Dozens of countries took Saudi Arabia to task at the United Nations Human Rights Council earlier this month for its human rights violations, demanding accountability for the murder of Washington Post journalist Jamal Khashoggi. The rebuke came just days after U.S. President Donald Trump was revealed to have admitted on tape that he helped shield the Saudi crown prince, Mohammed bin Salman, from scrutiny by obstructing Congress’ inquiries into Khashoggi’s brutal murder at the Saudi consulate in Istanbul, in October 2018. “I saved his ass,” Trump reportedly said of the crown prince in an interview with the journalist Bob Woodward.
Trump’s remarks were nothing less than an admission that he gave MBS, as the crown prince is widely known, a license to kill journalists with impunity. It fits with the broader message he’s sent to Saudi Arabia and other authoritarian countries in the wake of Khashoggi’s murder: Do business with us, and we’ll look the other way when you surveil, intimidate or murder critics of your government—even if they are U.S. residents. The Saudi government has responded, unsurprisingly, by intensifying its domestic crackdown on the press, arresting journalists and sentencing them to years in prison.

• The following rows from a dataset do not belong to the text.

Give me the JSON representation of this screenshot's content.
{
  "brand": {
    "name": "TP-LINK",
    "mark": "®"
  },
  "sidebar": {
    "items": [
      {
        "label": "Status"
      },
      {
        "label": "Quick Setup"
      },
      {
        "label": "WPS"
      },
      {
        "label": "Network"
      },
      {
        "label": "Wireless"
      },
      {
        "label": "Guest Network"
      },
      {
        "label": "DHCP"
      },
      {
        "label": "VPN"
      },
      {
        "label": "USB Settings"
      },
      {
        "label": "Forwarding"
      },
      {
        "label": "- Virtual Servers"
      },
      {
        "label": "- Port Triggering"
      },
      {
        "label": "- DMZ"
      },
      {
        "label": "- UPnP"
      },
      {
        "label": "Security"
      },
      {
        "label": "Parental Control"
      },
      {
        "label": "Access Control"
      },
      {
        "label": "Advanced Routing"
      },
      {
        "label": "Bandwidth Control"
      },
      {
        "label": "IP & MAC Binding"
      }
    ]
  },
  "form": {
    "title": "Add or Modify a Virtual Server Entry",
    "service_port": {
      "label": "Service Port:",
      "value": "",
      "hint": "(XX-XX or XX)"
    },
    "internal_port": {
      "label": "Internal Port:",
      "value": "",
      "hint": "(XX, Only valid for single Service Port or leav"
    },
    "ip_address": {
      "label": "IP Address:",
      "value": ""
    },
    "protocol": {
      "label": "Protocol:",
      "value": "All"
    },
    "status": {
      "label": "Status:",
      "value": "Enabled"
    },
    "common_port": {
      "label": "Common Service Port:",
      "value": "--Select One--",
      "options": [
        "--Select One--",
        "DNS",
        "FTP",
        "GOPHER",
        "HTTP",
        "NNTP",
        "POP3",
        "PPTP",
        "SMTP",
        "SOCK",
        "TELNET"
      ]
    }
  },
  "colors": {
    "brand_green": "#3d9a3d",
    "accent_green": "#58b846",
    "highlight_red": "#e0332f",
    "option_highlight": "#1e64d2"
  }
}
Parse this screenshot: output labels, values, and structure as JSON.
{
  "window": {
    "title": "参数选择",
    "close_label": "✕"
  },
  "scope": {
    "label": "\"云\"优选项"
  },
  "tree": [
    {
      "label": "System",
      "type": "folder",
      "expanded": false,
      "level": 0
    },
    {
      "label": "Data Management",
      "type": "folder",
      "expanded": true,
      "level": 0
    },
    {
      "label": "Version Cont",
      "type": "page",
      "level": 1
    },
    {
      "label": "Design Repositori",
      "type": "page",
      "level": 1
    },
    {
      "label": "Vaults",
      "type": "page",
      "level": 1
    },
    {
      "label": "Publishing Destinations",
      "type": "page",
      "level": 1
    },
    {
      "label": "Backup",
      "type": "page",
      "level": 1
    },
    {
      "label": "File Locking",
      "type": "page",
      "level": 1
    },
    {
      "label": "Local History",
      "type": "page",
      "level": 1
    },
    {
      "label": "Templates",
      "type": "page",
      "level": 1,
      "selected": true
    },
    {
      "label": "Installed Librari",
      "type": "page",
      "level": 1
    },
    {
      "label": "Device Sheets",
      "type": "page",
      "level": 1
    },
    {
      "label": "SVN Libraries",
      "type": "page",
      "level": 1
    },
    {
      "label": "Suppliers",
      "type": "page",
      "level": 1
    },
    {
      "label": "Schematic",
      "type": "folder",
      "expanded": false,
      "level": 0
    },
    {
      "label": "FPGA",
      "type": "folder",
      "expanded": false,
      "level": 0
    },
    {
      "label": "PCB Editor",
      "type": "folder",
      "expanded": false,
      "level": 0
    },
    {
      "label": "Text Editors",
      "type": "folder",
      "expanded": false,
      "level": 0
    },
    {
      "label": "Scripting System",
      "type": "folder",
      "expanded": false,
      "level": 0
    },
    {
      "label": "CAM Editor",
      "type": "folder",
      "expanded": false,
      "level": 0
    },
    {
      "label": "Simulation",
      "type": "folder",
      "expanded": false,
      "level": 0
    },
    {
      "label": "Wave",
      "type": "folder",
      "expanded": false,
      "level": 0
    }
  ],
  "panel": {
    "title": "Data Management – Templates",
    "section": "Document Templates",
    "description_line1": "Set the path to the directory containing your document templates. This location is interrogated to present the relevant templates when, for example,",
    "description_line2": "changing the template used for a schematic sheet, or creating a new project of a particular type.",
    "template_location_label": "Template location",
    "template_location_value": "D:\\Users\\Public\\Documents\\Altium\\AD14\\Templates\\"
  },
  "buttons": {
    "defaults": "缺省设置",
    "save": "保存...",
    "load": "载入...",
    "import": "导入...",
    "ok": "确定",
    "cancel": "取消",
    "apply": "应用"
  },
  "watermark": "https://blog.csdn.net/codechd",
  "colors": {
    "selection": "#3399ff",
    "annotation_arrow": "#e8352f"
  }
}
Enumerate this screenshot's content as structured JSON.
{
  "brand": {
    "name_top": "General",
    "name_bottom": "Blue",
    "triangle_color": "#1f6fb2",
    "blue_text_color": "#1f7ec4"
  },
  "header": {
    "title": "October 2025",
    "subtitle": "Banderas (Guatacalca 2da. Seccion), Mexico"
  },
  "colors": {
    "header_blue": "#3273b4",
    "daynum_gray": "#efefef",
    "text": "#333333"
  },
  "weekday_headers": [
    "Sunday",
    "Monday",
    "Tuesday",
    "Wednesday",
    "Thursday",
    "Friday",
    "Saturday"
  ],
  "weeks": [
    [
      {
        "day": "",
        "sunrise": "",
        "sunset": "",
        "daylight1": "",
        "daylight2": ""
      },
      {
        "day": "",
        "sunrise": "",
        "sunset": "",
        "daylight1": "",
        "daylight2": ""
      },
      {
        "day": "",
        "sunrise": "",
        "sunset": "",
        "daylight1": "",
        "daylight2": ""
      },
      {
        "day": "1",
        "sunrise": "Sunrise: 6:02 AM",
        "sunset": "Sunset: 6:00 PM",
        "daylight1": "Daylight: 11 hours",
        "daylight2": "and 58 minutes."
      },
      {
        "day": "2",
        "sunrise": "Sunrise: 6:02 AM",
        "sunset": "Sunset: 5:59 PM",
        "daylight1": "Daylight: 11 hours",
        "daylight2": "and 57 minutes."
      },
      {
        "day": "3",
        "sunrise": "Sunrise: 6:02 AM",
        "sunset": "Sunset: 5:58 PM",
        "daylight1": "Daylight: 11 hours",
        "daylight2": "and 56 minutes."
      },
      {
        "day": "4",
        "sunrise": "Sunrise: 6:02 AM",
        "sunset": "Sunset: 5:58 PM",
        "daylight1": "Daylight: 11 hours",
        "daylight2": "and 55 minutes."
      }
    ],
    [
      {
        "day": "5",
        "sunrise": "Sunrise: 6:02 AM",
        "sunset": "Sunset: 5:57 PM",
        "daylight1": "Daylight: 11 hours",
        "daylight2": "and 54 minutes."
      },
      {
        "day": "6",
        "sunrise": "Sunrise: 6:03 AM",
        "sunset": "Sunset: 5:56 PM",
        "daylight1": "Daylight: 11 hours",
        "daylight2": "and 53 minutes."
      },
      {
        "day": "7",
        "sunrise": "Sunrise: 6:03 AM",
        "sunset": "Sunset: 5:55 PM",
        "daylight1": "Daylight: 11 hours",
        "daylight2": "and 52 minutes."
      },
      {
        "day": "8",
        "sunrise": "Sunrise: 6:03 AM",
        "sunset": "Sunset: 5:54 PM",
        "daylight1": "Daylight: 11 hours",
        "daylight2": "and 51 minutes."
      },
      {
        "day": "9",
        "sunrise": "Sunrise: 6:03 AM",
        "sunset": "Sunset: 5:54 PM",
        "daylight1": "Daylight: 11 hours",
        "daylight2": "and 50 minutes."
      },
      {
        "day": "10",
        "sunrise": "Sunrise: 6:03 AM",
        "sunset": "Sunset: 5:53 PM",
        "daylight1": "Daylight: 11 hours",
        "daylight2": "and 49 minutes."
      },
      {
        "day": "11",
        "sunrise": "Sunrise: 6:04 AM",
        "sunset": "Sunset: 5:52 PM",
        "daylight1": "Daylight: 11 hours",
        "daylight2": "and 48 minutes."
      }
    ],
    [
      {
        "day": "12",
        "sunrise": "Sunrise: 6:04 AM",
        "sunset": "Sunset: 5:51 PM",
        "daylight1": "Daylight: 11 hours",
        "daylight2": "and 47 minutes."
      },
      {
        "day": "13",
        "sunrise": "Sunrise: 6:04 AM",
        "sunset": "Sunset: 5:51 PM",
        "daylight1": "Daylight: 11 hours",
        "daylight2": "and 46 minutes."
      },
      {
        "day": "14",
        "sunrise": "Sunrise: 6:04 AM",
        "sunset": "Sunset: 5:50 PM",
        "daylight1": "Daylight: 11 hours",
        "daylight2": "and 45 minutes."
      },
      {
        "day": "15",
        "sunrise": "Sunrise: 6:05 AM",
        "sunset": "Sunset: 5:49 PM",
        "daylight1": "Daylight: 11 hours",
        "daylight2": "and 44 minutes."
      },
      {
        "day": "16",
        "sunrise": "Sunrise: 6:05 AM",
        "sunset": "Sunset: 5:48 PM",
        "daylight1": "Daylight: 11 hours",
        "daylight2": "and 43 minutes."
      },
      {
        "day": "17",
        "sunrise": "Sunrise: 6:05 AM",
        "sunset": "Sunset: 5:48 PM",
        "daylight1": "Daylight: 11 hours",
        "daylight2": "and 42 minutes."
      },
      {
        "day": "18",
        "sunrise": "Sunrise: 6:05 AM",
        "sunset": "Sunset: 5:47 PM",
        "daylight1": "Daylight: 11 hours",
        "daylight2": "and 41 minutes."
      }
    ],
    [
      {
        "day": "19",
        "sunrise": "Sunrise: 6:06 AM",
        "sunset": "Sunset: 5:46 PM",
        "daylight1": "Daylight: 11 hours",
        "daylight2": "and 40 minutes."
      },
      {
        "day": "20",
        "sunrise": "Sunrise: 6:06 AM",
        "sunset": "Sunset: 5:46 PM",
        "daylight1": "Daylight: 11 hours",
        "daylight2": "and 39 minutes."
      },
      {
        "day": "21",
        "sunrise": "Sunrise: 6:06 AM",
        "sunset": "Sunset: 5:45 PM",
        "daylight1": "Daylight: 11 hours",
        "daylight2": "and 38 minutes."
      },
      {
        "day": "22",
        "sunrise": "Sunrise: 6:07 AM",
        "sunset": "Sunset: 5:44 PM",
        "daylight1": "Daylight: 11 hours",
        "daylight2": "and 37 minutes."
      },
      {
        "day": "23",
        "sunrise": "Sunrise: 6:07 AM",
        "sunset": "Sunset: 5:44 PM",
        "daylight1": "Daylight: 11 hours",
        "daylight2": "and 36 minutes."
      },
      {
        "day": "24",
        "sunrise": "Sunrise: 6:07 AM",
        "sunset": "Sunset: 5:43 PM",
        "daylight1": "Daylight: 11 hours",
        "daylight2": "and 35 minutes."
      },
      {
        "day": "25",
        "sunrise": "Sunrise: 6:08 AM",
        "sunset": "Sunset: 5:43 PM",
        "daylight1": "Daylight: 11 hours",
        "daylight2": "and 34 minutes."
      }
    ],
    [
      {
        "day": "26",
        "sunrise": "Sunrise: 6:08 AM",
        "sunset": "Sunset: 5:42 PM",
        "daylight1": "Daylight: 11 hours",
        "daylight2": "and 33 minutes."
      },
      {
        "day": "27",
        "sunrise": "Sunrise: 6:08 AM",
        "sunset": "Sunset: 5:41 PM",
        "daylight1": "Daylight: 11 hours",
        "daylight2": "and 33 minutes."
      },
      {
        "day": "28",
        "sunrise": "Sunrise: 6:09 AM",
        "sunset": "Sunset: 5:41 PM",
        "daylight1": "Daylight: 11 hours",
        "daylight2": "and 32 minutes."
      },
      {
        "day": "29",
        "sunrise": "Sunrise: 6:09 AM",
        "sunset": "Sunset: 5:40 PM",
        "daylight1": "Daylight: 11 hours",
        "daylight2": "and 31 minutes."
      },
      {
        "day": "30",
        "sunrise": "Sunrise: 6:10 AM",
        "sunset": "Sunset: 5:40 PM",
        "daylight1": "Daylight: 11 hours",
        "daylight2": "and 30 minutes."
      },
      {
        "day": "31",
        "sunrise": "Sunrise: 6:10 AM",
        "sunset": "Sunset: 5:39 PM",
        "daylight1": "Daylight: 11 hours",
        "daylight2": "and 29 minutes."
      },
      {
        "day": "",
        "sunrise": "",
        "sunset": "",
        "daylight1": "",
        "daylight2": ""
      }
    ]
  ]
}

Now, as the second anniversary of Khashoggi’s murder approaches, U.S. policymakers and elected officials must take steps to send a different message: that the assassination of a journalist will never be tolerated.